A historical reimagining that asks: what if Vlad the Impaler had been a woman?
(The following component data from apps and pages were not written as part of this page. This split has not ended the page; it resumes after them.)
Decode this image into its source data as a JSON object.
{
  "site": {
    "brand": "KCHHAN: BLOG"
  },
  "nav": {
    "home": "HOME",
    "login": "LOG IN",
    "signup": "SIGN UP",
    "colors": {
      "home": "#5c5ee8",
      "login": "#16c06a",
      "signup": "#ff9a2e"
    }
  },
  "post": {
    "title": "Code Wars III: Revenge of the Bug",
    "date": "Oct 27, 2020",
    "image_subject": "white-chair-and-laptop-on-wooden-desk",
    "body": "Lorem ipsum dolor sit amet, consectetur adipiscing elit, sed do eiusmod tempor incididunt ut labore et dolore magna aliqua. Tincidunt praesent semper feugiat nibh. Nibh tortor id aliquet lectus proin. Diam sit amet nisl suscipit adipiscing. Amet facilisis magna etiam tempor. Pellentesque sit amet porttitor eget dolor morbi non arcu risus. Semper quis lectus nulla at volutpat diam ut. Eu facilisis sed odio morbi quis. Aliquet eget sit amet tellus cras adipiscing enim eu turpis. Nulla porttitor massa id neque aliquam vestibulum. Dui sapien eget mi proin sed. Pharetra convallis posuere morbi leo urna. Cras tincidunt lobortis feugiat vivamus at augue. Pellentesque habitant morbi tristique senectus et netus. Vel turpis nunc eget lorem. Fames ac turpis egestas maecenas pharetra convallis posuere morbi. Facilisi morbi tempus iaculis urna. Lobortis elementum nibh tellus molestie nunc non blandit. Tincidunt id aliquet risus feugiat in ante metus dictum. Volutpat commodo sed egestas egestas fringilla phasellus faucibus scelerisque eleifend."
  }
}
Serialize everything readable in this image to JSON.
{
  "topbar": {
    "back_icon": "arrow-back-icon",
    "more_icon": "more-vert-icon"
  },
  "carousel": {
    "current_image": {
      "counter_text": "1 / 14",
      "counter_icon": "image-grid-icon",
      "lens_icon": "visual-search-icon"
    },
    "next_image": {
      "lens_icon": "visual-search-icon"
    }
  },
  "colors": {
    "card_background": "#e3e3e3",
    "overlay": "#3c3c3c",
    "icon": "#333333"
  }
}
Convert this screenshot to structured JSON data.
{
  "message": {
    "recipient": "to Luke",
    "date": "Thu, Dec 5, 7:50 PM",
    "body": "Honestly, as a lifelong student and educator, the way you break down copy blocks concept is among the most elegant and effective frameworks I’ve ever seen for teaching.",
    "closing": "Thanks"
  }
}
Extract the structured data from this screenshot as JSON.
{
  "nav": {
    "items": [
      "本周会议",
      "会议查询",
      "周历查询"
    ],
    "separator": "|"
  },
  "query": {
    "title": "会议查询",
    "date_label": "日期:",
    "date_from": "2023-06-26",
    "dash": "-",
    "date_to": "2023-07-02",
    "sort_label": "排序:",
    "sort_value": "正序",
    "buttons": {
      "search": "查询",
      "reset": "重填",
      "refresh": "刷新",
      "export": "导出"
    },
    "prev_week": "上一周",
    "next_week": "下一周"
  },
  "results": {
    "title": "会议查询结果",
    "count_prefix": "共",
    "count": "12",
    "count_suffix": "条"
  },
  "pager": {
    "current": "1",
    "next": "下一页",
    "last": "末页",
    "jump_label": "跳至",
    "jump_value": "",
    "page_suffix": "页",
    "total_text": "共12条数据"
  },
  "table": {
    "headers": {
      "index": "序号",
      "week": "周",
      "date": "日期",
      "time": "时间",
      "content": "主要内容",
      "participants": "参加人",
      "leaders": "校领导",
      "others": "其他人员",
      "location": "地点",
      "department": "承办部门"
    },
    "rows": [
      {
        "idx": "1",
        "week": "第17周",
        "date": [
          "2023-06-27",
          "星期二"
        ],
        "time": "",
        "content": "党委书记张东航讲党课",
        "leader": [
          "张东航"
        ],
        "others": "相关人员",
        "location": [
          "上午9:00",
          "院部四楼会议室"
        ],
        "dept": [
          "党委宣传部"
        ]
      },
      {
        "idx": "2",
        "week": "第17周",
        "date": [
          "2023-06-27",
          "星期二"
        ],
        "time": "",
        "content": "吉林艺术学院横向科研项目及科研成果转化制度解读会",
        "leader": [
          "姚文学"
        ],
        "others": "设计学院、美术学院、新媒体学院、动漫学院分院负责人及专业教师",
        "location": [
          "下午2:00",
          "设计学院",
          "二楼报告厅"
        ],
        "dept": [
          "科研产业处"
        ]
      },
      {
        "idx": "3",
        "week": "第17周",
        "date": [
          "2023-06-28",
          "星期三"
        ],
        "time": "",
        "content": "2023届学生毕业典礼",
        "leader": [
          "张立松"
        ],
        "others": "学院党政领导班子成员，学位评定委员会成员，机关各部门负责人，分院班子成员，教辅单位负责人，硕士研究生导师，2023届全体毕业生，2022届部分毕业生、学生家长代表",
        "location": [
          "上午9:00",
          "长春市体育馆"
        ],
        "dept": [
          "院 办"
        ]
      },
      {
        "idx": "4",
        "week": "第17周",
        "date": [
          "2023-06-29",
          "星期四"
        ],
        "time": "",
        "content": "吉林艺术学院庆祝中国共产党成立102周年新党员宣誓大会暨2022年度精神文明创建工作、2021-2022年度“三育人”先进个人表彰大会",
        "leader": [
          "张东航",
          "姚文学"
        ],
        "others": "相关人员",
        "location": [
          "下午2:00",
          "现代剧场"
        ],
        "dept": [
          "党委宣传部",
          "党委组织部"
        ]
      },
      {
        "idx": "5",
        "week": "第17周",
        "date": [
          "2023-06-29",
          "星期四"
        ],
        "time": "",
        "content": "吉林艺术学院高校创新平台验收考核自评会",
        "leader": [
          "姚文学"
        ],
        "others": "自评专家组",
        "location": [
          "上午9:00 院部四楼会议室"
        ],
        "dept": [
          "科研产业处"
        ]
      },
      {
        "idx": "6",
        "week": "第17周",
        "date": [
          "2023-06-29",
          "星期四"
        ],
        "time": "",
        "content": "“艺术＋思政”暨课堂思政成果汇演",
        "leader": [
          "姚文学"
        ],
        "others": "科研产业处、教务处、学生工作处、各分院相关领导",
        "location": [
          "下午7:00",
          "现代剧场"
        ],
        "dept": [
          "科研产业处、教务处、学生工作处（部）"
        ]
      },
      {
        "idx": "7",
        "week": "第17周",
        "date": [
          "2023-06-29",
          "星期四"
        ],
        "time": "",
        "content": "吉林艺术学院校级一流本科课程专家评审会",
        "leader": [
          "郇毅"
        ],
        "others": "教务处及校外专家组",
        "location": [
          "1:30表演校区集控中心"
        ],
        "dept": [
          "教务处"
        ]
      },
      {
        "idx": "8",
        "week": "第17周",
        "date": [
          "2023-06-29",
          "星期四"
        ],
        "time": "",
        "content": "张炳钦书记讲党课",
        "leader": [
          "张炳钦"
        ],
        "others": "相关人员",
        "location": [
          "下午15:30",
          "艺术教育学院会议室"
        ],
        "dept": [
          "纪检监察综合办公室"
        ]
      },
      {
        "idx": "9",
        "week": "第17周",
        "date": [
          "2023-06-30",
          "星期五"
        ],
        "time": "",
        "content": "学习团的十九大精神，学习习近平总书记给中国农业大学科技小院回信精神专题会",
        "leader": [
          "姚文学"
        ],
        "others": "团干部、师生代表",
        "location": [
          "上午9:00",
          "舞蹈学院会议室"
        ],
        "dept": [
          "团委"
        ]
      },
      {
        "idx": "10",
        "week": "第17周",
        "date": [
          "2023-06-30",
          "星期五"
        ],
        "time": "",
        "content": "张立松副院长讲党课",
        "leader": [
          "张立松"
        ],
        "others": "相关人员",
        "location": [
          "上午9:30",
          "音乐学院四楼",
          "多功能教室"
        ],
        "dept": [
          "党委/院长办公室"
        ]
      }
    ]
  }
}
This history diverges at the birth of Vlad Dracul’s daughter, a Ladislav instead of another Vlad. Young Lada is ugly, vicious, and borderline feral, especially in comparison to her sensitive, sweet younger brother, Radu. While beautiful Radu’s tormented for his weaknesses, Lada’s brutality makes her a natural at their court. But when their father’s precarious position forces him to flee to the Ottoman sultan for help, the sultan takes Lada and Radu hostage to ensure their father’s loyalty. Lada hates everything about the cultural–melting-pot empire that’s brought her own country so low; Radu takes to it well, finding comfort in converting to Islam. Both siblings are drawn to Mehmed, the sultan’s third son, who’s suddenly the heir. These three primary characters repeatedly learn the hard way how slippery and illusory power is. Lada—so ugly and mean that readers will adore her—stubbornly rejects gender roles, yearns to liberate her country, and yet also falls for Mehmed for seeing her as an equal. The political mechanisms are endlessly twisty, and the characters, though they sometimes don’t read as their given ages, benefit from complex motivations and an unconventional love triangle.
Addictive intrigue that will send readers to history books as a balm while waiting for the sequel. (dramatis personae, glossary, author’s note; not seen) (Historical fiction. 12 & up)